Today, finally, in the absence of one dysfunctional marriage and many imagined children, I am free to envision what I want out of life for my own sake. There are things in my heart peeping out from the shadows, waking up with the spring to remind me of what I used to love. I easily recall the first book report I ever did and the vivid detail of my fifth grade English class. I remember ruining my eyes at seven reading Harry Potter by nightlight, poring through Lord of the Rings at eight, and my dad pulling me from the depths of teenage depression with The Right to Write. I recall the first book I ever scribbled out, a ten year old’s saga complete with fairies, and the newspaper I haphazardly started in high school. I used to tell people my dream was “to publish a book,” and it was writing that earned me a full tuition scholarship to college.
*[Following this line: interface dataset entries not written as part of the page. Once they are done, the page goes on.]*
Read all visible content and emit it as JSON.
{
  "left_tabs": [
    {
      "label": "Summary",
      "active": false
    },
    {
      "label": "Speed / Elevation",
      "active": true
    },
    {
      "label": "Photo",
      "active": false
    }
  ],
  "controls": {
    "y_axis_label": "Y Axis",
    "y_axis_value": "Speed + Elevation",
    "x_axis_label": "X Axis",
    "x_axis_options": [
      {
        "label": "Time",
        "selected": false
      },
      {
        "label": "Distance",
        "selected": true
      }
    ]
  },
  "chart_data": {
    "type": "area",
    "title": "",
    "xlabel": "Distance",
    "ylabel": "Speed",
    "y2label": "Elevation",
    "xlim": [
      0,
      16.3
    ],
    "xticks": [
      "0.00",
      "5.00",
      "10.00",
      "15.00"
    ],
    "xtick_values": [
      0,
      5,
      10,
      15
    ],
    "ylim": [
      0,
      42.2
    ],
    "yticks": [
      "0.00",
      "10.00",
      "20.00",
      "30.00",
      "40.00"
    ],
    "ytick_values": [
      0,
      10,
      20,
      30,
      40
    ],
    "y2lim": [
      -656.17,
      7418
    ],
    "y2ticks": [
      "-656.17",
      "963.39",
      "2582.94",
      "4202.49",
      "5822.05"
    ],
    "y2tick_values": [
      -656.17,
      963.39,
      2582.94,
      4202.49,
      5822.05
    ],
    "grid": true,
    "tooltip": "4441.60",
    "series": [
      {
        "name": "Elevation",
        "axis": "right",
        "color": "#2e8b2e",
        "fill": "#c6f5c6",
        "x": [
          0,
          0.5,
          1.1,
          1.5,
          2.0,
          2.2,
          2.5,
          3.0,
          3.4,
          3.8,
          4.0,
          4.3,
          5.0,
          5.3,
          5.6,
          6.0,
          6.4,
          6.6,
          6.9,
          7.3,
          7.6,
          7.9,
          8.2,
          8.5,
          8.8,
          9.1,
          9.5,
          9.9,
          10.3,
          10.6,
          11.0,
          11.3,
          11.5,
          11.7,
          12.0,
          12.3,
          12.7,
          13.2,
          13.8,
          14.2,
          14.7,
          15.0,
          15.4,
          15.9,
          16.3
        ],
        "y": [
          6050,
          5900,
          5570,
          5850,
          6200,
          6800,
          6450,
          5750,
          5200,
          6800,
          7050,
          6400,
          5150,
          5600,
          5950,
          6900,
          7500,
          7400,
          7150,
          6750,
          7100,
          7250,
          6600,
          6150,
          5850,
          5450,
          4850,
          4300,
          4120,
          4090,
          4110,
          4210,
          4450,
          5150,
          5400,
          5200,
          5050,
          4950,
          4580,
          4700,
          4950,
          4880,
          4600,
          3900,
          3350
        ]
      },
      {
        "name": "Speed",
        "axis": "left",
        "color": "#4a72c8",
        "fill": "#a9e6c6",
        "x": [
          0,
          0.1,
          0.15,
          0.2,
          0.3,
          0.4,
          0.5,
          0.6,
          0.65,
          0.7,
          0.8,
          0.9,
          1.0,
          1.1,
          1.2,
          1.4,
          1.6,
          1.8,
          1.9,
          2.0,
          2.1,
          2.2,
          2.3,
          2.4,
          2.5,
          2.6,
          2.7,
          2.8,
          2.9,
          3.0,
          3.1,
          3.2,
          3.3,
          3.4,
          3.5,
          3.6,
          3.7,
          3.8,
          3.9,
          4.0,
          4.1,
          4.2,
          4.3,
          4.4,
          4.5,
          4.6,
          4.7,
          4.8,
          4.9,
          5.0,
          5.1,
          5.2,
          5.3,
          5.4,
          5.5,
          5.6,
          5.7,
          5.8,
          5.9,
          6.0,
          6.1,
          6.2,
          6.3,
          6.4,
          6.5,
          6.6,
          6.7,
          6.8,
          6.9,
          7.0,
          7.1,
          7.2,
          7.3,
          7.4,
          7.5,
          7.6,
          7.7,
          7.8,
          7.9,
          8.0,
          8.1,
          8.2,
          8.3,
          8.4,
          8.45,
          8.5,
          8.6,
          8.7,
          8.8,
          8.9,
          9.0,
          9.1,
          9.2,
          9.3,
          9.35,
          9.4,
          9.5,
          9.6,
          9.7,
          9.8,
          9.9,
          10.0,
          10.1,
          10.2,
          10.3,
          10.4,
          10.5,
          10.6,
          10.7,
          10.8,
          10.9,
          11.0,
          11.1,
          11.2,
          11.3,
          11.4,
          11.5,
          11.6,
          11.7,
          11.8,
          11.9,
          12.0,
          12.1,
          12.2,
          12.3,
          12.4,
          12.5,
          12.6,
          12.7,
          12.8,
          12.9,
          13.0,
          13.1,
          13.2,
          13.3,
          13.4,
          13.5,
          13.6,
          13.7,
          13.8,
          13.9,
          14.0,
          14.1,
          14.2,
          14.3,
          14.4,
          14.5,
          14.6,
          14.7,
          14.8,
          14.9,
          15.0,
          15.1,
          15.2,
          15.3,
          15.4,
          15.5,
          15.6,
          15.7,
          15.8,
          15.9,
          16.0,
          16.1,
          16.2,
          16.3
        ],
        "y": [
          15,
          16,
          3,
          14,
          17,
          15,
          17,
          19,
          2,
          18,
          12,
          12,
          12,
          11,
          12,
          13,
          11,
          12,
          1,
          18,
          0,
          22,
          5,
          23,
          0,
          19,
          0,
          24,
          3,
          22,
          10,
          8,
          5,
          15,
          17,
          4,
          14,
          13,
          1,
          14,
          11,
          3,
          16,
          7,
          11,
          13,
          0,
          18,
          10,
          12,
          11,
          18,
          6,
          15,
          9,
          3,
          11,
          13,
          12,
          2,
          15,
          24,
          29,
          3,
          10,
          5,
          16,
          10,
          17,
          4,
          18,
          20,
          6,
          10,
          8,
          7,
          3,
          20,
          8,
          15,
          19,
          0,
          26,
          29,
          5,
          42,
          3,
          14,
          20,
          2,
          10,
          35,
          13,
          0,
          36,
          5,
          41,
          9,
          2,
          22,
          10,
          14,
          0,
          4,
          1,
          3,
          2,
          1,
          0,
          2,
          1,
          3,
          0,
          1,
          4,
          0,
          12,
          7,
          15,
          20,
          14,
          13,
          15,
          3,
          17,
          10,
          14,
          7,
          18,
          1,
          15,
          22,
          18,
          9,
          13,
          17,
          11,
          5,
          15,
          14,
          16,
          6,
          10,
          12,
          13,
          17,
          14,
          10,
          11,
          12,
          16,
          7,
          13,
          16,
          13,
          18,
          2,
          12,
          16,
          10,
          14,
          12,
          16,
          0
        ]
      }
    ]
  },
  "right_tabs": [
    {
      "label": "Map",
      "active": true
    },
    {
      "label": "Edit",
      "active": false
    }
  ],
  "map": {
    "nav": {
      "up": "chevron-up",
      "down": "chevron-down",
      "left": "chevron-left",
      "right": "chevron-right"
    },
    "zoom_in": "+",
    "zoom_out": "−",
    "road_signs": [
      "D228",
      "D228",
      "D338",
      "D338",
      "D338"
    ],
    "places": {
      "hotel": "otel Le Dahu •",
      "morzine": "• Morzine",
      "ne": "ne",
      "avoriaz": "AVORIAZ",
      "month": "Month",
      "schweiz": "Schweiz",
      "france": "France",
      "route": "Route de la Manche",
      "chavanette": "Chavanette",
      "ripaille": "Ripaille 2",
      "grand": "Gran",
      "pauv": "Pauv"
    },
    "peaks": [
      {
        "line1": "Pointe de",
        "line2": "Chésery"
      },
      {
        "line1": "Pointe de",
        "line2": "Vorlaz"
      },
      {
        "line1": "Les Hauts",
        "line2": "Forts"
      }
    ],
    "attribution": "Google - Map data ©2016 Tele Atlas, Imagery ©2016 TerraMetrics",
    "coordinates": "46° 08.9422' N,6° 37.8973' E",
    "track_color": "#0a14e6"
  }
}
I think back to nursing school and find that, of all the things I should have been proud of, the day my freshman English professor read my story aloud to the class was the highlight. Most recently, it was writing that helped me through divorce and brought me home to who I’m meant to be. Writing has been faithful.
Where writing has followed me, it is time I followed it. I am being pulled somewhere new and, hopefully, towards a more authentic version of myself. So far I’ve found that at my most wholesome, authentic core I am blissfully naive, enchanted with stories, and hoping to be in the service of beauty. In that service, in my most sparkling dreams, I join the class of authors who’ve told stories well through their novels, articles, television shows, films, poetry and music. The writing world is broad, the list endless. So endless, in fact, that I am not quite settled on where my writing voice will feel most at home in the future, though I do know where I’d like to begin. At this beginning, I hope for the chance to explore a world I did not allow myself to seriously consider in the past. Put simply, I want to write and I want to be given the tools to do it well. I am ready to learn.
Naturally, there is also the possibility I find a way to weave my current profession into a writing career; I have found no better place to learn of humanity than entering into another’s experience of birth, life, sickness, and death. Either way, storytelling has my heart, and I want nothing more than to do it to the best of my ability in any of its forms. The unexpected nature of this journey has only proven that I must, we all must, invest in what we love. Destabilizing as it may seem to consider such drastic personal changes, all we can hope to do is take the small steps before us and move slowly in the direction of those passions.
Further up and further in, friends.
The best is yet to come.